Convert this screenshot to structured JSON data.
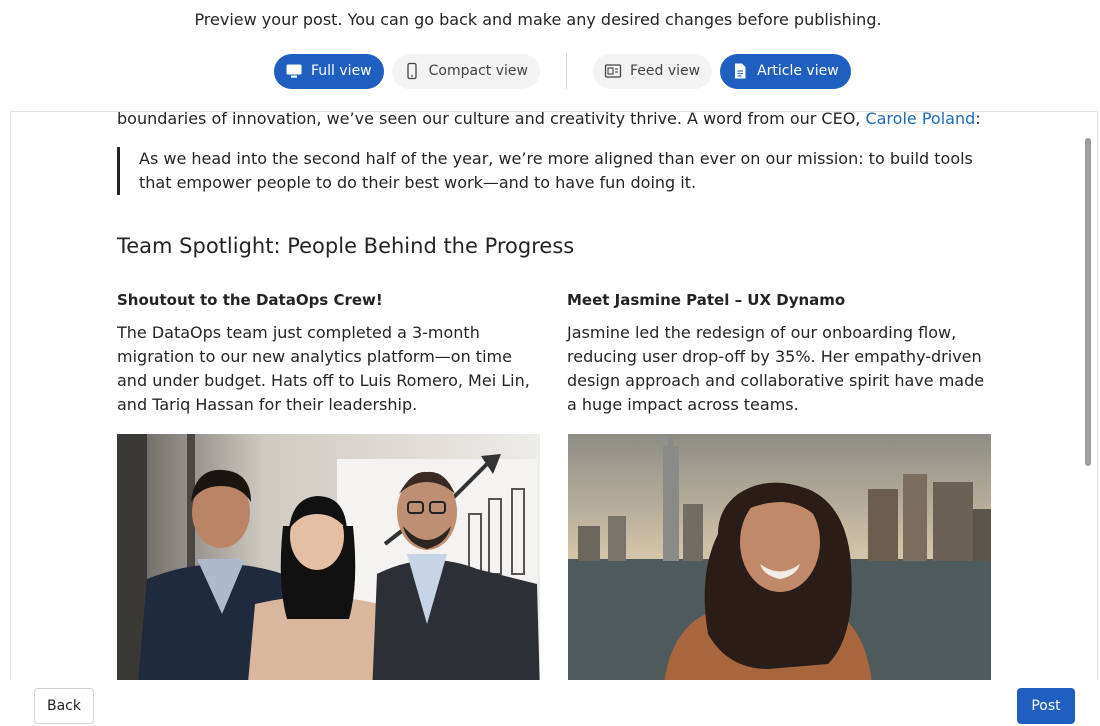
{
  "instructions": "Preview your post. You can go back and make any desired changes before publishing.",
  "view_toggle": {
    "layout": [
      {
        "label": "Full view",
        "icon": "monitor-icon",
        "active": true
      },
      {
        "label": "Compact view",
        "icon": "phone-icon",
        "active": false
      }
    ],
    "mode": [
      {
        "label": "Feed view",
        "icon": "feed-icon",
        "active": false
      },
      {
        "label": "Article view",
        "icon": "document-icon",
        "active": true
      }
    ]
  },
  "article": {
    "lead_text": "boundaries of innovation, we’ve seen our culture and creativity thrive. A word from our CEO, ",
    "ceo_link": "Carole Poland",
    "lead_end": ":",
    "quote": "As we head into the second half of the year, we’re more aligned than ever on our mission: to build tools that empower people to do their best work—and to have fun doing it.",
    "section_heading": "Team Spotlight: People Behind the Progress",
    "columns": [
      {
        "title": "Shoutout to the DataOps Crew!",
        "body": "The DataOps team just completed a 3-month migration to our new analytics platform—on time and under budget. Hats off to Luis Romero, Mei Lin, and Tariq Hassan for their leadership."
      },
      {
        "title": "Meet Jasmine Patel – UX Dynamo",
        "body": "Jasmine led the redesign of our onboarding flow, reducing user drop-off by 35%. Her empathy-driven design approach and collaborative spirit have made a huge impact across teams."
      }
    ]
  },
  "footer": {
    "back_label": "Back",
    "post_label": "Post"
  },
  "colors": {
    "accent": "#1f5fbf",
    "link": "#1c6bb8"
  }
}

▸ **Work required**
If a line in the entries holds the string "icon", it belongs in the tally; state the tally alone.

▸ **Solution**
4